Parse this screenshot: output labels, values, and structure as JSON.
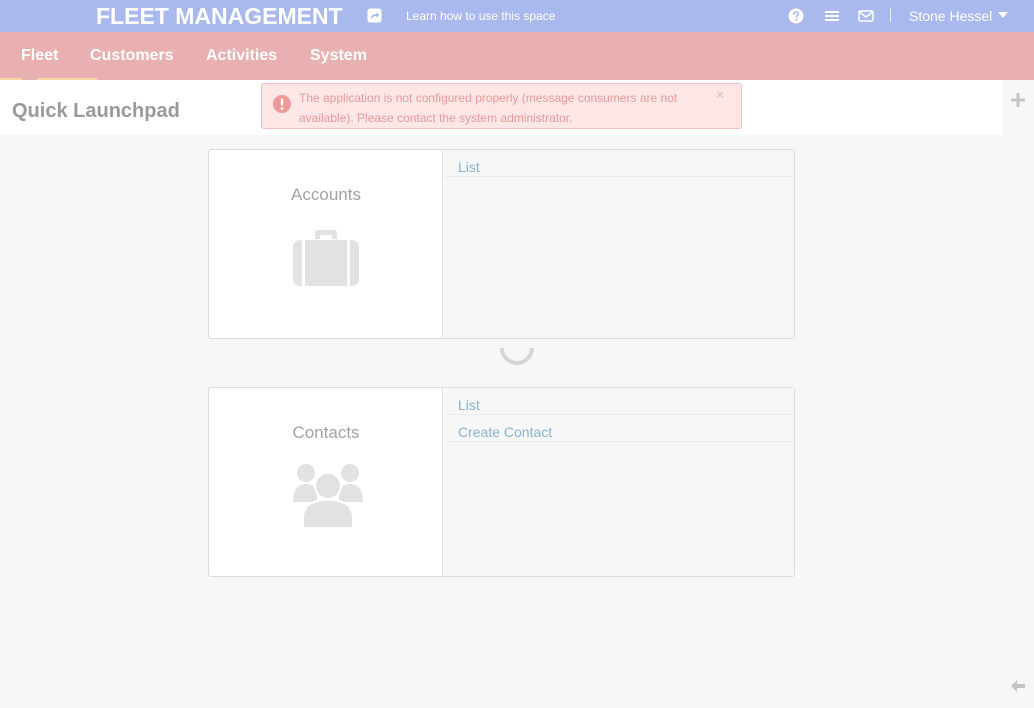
{
  "header": {
    "app_title": "FLEET MANAGEMENT",
    "share_icon": "share-icon",
    "help_link": "Learn how to use this space",
    "icons": [
      "question-circle-icon",
      "list-icon",
      "envelope-icon"
    ],
    "user_name": "Stone Hessel"
  },
  "nav": {
    "items": [
      {
        "label": "Fleet"
      },
      {
        "label": "Customers"
      },
      {
        "label": "Activities"
      },
      {
        "label": "System"
      }
    ]
  },
  "page": {
    "title": "Quick Launchpad"
  },
  "alert": {
    "message": "The application is not configured properly (message consumers are not available). Please contact the system administrator.",
    "close": "×"
  },
  "cards": [
    {
      "title": "Accounts",
      "icon": "briefcase-icon",
      "links": [
        "List"
      ]
    },
    {
      "title": "Contacts",
      "icon": "users-icon",
      "links": [
        "List",
        "Create Contact"
      ]
    }
  ],
  "colors": {
    "header_bg": "#a9b9ee",
    "nav_bg": "#e8b0b0",
    "alert_bg": "#fde6e6",
    "link": "#88b3cd"
  }
}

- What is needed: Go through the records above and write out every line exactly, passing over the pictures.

- Written answer:
Parse this screenshot: output labels, values, and structure as JSON.
{
  "header": {
    "app_title": "FLEET MANAGEMENT",
    "share_icon": "share-icon",
    "help_link": "Learn how to use this space",
    "icons": [
      "question-circle-icon",
      "list-icon",
      "envelope-icon"
    ],
    "user_name": "Stone Hessel"
  },
  "nav": {
    "items": [
      {
        "label": "Fleet"
      },
      {
        "label": "Customers"
      },
      {
        "label": "Activities"
      },
      {
        "label": "System"
      }
    ]
  },
  "page": {
    "title": "Quick Launchpad"
  },
  "alert": {
    "message": "The application is not configured properly (message consumers are not available). Please contact the system administrator.",
    "close": "×"
  },
  "cards": [
    {
      "title": "Accounts",
      "icon": "briefcase-icon",
      "links": [
        "List"
      ]
    },
    {
      "title": "Contacts",
      "icon": "users-icon",
      "links": [
        "List",
        "Create Contact"
      ]
    }
  ],
  "colors": {
    "header_bg": "#a9b9ee",
    "nav_bg": "#e8b0b0",
    "alert_bg": "#fde6e6",
    "link": "#88b3cd"
  }
}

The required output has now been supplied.